About this task:
Which lines of the records below contain the word "数学与应用数学"? Report each of them in full.

(Collection entries)
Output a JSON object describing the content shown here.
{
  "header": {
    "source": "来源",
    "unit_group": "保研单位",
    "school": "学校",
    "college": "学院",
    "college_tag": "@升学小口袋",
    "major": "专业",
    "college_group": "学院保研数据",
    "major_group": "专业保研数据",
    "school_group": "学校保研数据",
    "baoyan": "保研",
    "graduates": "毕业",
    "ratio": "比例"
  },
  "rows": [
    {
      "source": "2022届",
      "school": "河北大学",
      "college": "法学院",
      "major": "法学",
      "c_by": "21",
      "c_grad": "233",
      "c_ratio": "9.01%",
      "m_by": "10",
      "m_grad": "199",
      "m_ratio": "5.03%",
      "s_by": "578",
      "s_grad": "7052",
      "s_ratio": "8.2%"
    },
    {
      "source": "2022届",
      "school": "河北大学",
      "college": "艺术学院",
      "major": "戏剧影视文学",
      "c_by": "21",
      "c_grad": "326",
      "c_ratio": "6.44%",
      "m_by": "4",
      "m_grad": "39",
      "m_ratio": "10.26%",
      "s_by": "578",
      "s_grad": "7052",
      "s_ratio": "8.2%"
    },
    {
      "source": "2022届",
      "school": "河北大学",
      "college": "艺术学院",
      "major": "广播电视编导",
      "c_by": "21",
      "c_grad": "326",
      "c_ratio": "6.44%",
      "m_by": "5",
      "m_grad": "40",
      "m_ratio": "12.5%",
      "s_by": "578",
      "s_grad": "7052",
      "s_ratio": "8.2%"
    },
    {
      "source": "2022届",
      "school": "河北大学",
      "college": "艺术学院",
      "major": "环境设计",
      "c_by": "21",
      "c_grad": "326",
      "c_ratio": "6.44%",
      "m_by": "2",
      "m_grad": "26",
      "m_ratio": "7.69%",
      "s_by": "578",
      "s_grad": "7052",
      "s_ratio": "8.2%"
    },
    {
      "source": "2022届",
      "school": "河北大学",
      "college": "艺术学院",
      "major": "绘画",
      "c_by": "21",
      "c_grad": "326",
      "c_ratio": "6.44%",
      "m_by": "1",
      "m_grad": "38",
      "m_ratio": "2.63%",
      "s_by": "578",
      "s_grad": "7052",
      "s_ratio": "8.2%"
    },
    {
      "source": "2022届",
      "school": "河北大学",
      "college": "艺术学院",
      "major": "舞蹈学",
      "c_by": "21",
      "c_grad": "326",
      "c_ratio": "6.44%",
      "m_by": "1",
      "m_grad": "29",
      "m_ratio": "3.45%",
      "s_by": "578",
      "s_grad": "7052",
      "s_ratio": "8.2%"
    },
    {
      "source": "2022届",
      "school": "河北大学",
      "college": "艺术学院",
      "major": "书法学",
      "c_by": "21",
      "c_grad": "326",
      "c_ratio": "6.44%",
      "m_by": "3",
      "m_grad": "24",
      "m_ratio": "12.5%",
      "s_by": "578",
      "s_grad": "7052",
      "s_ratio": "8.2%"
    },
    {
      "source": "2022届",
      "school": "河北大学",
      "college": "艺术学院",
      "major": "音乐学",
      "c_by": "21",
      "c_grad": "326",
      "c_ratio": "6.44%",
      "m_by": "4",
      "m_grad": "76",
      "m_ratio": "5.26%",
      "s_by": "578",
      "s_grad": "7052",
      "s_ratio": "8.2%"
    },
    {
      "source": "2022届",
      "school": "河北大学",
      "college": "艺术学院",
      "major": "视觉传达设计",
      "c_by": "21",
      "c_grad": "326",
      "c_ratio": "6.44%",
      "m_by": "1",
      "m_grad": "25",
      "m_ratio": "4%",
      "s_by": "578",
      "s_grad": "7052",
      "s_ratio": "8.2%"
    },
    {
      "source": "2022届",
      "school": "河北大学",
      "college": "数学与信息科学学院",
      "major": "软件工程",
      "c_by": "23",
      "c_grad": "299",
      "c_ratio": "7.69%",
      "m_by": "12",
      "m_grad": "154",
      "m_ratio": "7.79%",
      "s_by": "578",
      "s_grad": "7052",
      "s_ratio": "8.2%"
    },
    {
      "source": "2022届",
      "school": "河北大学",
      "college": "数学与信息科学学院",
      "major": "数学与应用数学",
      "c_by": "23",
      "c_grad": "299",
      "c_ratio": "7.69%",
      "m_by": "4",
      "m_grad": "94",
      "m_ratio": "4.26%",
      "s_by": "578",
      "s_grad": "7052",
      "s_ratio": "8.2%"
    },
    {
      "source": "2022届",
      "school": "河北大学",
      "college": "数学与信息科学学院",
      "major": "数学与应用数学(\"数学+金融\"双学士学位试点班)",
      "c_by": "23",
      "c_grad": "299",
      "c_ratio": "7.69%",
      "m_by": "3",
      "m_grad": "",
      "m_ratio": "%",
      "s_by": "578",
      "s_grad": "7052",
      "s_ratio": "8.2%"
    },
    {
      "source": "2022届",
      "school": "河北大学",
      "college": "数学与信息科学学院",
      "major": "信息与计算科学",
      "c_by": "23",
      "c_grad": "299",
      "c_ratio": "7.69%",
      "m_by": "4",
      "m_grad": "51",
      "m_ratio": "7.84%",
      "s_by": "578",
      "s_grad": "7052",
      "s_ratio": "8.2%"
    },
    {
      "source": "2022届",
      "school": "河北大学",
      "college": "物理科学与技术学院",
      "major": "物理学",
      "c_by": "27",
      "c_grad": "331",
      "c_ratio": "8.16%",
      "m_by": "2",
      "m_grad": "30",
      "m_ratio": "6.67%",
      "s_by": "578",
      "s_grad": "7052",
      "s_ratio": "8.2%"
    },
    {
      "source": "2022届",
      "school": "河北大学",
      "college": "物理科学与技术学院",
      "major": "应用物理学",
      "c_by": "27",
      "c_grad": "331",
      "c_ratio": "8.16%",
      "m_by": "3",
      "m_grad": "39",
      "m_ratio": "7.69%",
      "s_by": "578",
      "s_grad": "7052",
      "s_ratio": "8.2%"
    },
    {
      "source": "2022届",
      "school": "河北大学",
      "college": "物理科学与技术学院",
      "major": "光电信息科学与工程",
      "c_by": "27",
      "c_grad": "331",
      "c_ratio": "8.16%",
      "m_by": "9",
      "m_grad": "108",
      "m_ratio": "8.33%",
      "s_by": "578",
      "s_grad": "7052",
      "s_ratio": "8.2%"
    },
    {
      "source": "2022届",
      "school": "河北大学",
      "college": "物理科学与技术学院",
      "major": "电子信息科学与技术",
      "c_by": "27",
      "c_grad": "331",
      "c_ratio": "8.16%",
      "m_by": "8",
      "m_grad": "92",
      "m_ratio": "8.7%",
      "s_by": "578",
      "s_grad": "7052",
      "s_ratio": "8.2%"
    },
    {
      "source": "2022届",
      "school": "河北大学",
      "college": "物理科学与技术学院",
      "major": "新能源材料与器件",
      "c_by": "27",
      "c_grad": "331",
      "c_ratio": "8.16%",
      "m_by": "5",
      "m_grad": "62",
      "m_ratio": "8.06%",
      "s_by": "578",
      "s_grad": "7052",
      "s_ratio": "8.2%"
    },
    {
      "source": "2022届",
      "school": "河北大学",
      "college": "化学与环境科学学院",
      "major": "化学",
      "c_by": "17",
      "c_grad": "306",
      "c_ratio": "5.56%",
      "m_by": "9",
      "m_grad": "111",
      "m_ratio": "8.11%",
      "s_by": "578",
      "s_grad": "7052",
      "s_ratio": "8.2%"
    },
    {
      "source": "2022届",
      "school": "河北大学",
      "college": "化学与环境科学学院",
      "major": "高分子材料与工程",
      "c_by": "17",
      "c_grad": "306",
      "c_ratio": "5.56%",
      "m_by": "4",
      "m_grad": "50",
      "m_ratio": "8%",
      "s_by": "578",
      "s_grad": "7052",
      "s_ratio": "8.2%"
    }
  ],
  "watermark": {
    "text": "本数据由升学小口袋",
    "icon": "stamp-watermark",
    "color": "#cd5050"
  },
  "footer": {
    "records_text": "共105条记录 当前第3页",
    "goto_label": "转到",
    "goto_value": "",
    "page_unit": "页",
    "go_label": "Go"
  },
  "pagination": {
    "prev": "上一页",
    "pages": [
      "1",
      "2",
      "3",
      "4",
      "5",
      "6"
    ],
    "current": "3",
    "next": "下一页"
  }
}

Answer section:
      "major": "数学与应用数学",
      "major": "数学与应用数学(\"数学+金融\"双学士学位试点班)",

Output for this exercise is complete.